→ What to produce
Copy the records below in full and leave every image out of the copy.

* * * * *

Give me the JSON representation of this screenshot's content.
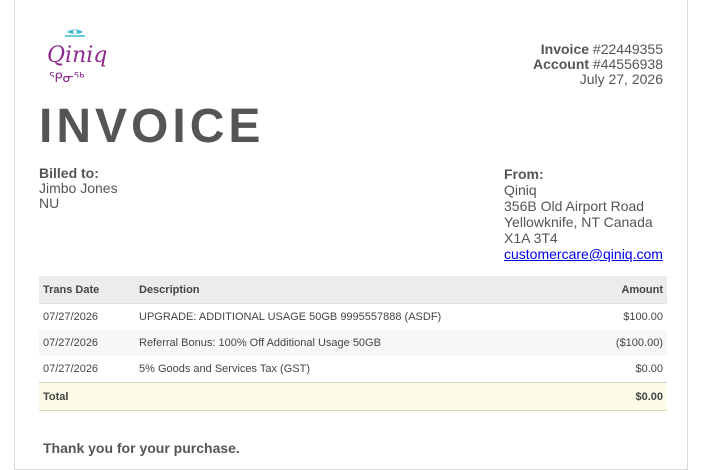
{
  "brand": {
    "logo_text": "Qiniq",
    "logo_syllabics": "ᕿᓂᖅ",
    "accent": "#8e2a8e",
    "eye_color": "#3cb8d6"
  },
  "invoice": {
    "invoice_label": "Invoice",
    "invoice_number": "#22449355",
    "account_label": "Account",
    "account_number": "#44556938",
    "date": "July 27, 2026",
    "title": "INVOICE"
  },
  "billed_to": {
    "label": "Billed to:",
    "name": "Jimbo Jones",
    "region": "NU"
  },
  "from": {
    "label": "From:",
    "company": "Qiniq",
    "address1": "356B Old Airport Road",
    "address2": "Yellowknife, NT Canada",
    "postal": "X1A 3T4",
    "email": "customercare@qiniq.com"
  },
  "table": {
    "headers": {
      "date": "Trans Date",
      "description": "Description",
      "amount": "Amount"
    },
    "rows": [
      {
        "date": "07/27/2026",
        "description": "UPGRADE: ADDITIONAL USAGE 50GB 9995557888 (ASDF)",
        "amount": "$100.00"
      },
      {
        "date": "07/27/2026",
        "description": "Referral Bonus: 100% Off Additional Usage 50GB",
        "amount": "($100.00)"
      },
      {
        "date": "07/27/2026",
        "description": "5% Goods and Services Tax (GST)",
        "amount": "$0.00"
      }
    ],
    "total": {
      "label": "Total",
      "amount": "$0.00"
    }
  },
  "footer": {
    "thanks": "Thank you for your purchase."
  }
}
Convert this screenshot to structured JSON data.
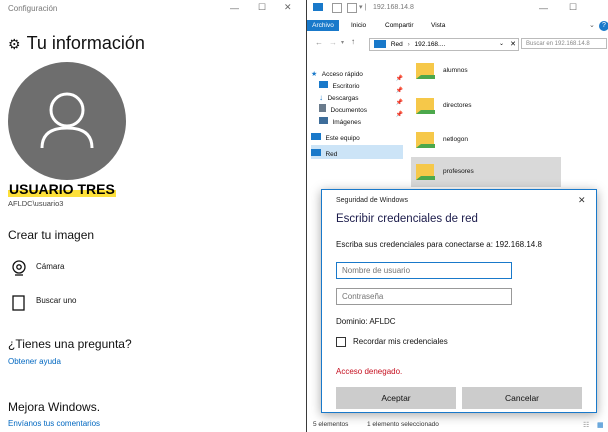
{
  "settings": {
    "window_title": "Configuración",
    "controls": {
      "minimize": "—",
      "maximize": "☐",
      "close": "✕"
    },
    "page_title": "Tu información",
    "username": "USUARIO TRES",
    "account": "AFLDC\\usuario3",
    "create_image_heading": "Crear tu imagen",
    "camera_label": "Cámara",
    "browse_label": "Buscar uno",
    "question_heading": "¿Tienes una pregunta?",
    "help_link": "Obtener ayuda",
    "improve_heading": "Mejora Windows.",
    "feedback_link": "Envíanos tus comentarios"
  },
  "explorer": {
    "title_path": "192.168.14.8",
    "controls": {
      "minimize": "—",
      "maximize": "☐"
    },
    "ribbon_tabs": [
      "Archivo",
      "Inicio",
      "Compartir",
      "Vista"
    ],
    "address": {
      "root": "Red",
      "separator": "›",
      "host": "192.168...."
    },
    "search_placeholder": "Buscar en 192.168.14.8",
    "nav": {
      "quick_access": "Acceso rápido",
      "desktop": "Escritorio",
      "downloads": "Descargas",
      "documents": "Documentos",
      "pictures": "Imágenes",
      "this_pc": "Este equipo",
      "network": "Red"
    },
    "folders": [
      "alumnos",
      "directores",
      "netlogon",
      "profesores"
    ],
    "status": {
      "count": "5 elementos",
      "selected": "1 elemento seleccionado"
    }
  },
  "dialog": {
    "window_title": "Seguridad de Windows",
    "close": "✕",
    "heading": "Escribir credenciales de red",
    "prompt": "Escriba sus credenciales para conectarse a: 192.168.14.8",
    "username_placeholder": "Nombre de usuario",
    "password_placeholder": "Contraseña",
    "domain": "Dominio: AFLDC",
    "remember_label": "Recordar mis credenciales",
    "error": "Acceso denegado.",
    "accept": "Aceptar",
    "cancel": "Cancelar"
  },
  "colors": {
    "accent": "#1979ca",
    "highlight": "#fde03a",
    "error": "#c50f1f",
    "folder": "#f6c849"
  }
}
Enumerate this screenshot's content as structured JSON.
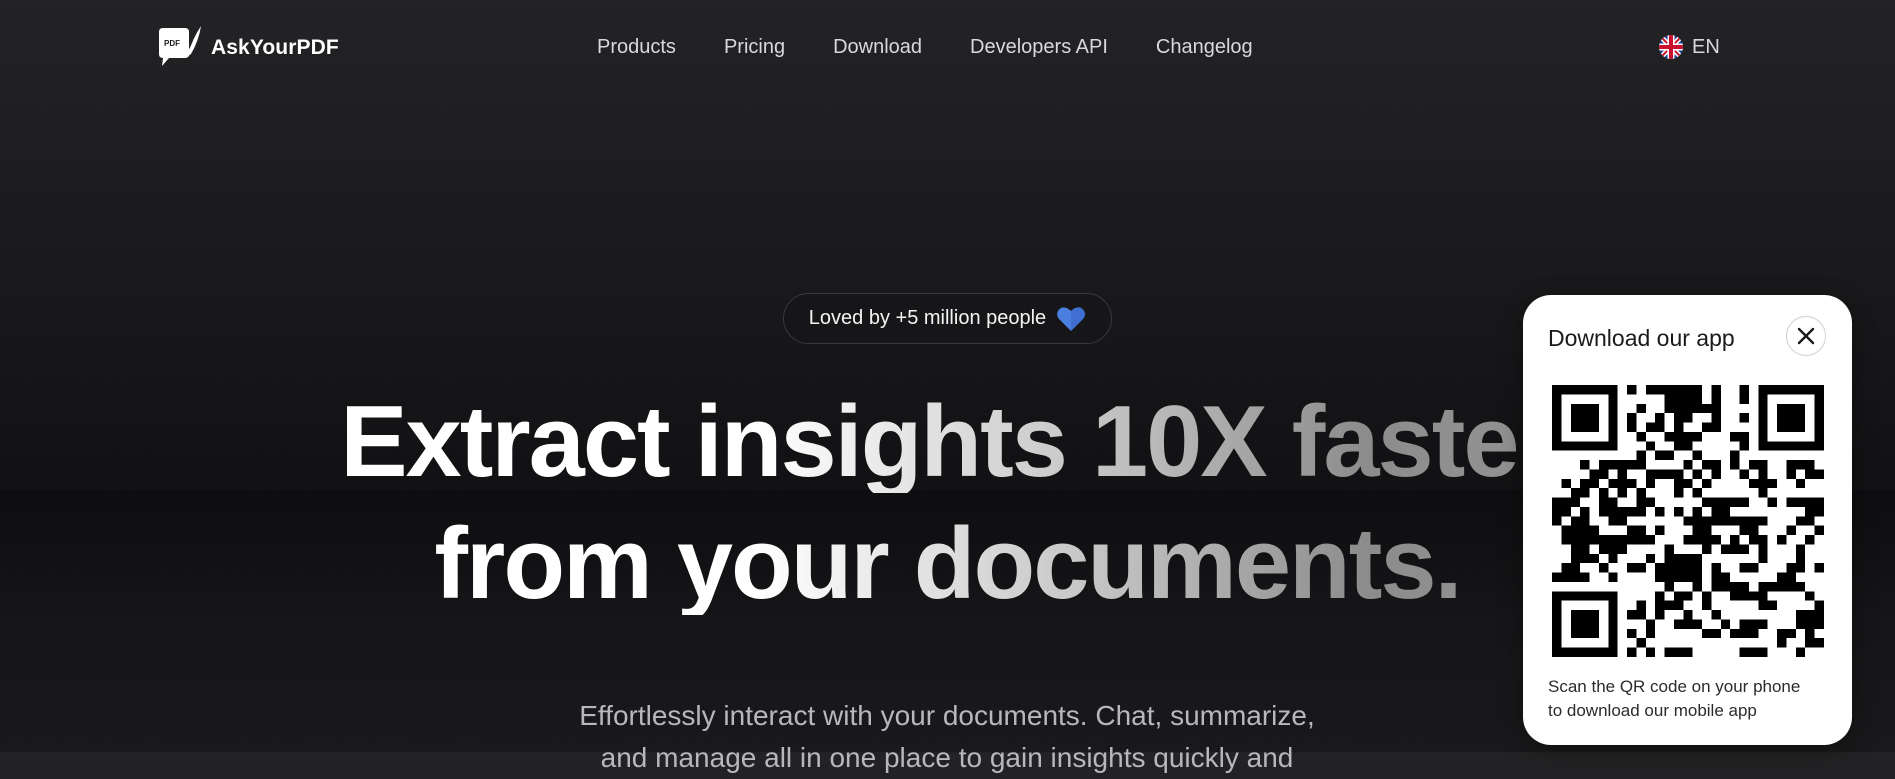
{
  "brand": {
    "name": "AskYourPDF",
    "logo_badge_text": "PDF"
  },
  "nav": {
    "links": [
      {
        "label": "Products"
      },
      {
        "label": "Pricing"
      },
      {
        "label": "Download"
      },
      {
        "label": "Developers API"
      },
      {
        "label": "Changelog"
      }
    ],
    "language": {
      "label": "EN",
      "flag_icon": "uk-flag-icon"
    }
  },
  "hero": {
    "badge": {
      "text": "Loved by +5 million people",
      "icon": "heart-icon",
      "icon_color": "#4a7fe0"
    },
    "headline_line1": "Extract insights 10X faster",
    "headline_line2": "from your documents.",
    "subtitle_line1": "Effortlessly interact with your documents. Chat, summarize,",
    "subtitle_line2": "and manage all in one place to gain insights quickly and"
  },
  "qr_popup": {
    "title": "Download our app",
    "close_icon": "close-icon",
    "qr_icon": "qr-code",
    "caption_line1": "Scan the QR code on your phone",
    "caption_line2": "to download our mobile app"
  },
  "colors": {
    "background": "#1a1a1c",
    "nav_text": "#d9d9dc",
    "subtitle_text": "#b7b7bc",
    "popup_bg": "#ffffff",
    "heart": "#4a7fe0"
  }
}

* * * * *

→ Reply
Give me the JSON representation of this screenshot's content.
{
  "brand": {
    "logo_text": "Qiniq",
    "logo_syllabics": "ᕿᓂᖅ",
    "accent": "#8e2a8e",
    "eye_color": "#3cb8d6"
  },
  "invoice": {
    "invoice_label": "Invoice",
    "invoice_number": "#22449355",
    "account_label": "Account",
    "account_number": "#44556938",
    "date": "July 27, 2026",
    "title": "INVOICE"
  },
  "billed_to": {
    "label": "Billed to:",
    "name": "Jimbo Jones",
    "region": "NU"
  },
  "from": {
    "label": "From:",
    "company": "Qiniq",
    "address1": "356B Old Airport Road",
    "address2": "Yellowknife, NT Canada",
    "postal": "X1A 3T4",
    "email": "customercare@qiniq.com"
  },
  "table": {
    "headers": {
      "date": "Trans Date",
      "description": "Description",
      "amount": "Amount"
    },
    "rows": [
      {
        "date": "07/27/2026",
        "description": "UPGRADE: ADDITIONAL USAGE 50GB 9995557888 (ASDF)",
        "amount": "$100.00"
      },
      {
        "date": "07/27/2026",
        "description": "Referral Bonus: 100% Off Additional Usage 50GB",
        "amount": "($100.00)"
      },
      {
        "date": "07/27/2026",
        "description": "5% Goods and Services Tax (GST)",
        "amount": "$0.00"
      }
    ],
    "total": {
      "label": "Total",
      "amount": "$0.00"
    }
  },
  "footer": {
    "thanks": "Thank you for your purchase."
  }
}
Convert this screenshot to structured JSON data.
{
  "settings": {
    "window_title": "Configuración",
    "controls": {
      "minimize": "—",
      "maximize": "☐",
      "close": "✕"
    },
    "page_title": "Tu información",
    "username": "USUARIO TRES",
    "account": "AFLDC\\usuario3",
    "create_image_heading": "Crear tu imagen",
    "camera_label": "Cámara",
    "browse_label": "Buscar uno",
    "question_heading": "¿Tienes una pregunta?",
    "help_link": "Obtener ayuda",
    "improve_heading": "Mejora Windows.",
    "feedback_link": "Envíanos tus comentarios"
  },
  "explorer": {
    "title_path": "192.168.14.8",
    "controls": {
      "minimize": "—",
      "maximize": "☐"
    },
    "ribbon_tabs": [
      "Archivo",
      "Inicio",
      "Compartir",
      "Vista"
    ],
    "address": {
      "root": "Red",
      "separator": "›",
      "host": "192.168...."
    },
    "search_placeholder": "Buscar en 192.168.14.8",
    "nav": {
      "quick_access": "Acceso rápido",
      "desktop": "Escritorio",
      "downloads": "Descargas",
      "documents": "Documentos",
      "pictures": "Imágenes",
      "this_pc": "Este equipo",
      "network": "Red"
    },
    "folders": [
      "alumnos",
      "directores",
      "netlogon",
      "profesores"
    ],
    "status": {
      "count": "5 elementos",
      "selected": "1 elemento seleccionado"
    }
  },
  "dialog": {
    "window_title": "Seguridad de Windows",
    "close": "✕",
    "heading": "Escribir credenciales de red",
    "prompt": "Escriba sus credenciales para conectarse a: 192.168.14.8",
    "username_placeholder": "Nombre de usuario",
    "password_placeholder": "Contraseña",
    "domain": "Dominio: AFLDC",
    "remember_label": "Recordar mis credenciales",
    "error": "Acceso denegado.",
    "accept": "Aceptar",
    "cancel": "Cancelar"
  },
  "colors": {
    "accent": "#1979ca",
    "highlight": "#fde03a",
    "error": "#c50f1f",
    "folder": "#f6c849"
  }
}
Enumerate this screenshot's content as structured JSON.
{
  "brand": {
    "name": "AskYourPDF",
    "logo_badge_text": "PDF"
  },
  "nav": {
    "links": [
      {
        "label": "Products"
      },
      {
        "label": "Pricing"
      },
      {
        "label": "Download"
      },
      {
        "label": "Developers API"
      },
      {
        "label": "Changelog"
      }
    ],
    "language": {
      "label": "EN",
      "flag_icon": "uk-flag-icon"
    }
  },
  "hero": {
    "badge": {
      "text": "Loved by +5 million people",
      "icon": "heart-icon",
      "icon_color": "#4a7fe0"
    },
    "headline_line1": "Extract insights 10X faster",
    "headline_line2": "from your documents.",
    "subtitle_line1": "Effortlessly interact with your documents. Chat, summarize,",
    "subtitle_line2": "and manage all in one place to gain insights quickly and"
  },
  "qr_popup": {
    "title": "Download our app",
    "close_icon": "close-icon",
    "qr_icon": "qr-code",
    "caption_line1": "Scan the QR code on your phone",
    "caption_line2": "to download our mobile app"
  },
  "colors": {
    "background": "#1a1a1c",
    "nav_text": "#d9d9dc",
    "subtitle_text": "#b7b7bc",
    "popup_bg": "#ffffff",
    "heart": "#4a7fe0"
  }
}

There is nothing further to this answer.